September 28, 2005
Rising Darfur violence threatens aid effort: UN
GENEVA (Reuters) - Violence is rising sharply again in
Sudan's Darfur and could force the United Nations to halt aid
to over two million desperate people, the U.N.'s humanitarian
chief warned on Wednesday.
All parties to the Darfur conflict -- the Khartoum
government, rebels, Arab militias -- were at fault, said U.N.
Emergency Relief Coordinator Jan Egeland.
He also criticized the international community for easing
pressure for an end to the violence.
"In the last few days we have seen colleagues being
harassed, attacked, robbed or abducted every day. It cannot
continue," Egeland told journalists.
"If it (the violence) continues to escalate, we may not be
able to sustain our operations for 2.5 million people requiring
life-saving assistance," he said, adding: "In Darfur, it (aid
distribution) could all end tomorrow. It is as serious as
Rebels took up arms over what they saw as Khartoum's
preferential treatment of Arab tribes in Darfur and neglect of
non-Arabs. They accuse the government of backing militias that
have driven non-Arabs from their villages.
Tens of thousands have been killed and more than two
million people driven from their homes into refugee camps,
mostly inside Darfur, the western Sudan region the size of
Little progress has been made in peace talks in the
Nigerian capital, Abuja, being brokered by the African Union.
Although there were now more than 5,000 African Union
troops in Darfur, this was less than a third of the number
needed to monitor a supposed ceasefire, Egeland said.

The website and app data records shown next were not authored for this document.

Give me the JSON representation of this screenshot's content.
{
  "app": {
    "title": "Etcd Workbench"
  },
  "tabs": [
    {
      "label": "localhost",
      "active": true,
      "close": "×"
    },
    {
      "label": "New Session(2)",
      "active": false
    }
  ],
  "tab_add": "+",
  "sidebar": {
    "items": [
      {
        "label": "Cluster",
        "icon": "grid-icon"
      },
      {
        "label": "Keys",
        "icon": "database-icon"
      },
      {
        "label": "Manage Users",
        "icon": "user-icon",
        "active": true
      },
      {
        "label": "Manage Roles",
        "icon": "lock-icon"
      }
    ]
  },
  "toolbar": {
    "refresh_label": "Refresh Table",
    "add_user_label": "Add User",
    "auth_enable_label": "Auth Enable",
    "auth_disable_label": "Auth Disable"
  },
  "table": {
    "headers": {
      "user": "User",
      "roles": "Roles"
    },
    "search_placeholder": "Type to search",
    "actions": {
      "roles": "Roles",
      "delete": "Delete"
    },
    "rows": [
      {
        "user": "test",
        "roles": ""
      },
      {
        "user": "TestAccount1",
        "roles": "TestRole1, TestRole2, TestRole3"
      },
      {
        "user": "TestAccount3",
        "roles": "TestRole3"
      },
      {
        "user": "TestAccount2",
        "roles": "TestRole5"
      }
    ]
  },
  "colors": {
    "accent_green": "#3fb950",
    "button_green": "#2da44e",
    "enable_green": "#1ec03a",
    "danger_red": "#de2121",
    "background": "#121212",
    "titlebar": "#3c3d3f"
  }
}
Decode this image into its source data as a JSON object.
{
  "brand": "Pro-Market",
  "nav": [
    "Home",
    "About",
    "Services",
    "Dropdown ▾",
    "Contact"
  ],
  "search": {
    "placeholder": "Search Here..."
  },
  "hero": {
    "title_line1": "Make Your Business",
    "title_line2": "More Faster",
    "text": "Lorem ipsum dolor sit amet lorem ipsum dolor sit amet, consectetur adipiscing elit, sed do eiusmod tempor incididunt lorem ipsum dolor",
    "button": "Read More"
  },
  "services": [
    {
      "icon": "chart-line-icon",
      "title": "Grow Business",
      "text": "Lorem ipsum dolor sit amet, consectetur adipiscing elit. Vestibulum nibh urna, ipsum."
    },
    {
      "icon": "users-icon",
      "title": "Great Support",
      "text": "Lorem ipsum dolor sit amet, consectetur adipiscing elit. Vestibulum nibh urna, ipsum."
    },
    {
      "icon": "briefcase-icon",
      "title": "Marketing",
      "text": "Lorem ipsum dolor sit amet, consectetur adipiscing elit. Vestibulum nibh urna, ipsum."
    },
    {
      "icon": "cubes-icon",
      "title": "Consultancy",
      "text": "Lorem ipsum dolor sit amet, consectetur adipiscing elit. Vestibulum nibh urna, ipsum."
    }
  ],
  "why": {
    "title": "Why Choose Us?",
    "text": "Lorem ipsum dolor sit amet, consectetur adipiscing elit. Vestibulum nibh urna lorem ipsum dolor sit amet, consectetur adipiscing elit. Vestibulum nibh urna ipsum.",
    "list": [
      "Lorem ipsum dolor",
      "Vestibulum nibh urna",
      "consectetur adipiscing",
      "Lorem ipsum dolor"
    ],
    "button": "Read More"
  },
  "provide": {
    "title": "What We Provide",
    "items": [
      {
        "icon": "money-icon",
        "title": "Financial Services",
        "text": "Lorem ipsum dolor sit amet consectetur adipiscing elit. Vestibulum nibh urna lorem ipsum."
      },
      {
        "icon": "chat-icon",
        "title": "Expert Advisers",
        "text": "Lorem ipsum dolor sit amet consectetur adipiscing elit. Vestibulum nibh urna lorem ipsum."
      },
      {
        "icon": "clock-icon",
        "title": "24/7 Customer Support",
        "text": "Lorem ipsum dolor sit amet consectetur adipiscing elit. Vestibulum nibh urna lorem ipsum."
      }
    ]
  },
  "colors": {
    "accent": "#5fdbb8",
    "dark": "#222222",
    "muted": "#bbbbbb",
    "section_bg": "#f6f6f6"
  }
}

"Civilians are being killed and raped every day across
Darfur with impunity. Truck drivers are refusing to deliver
food," he said.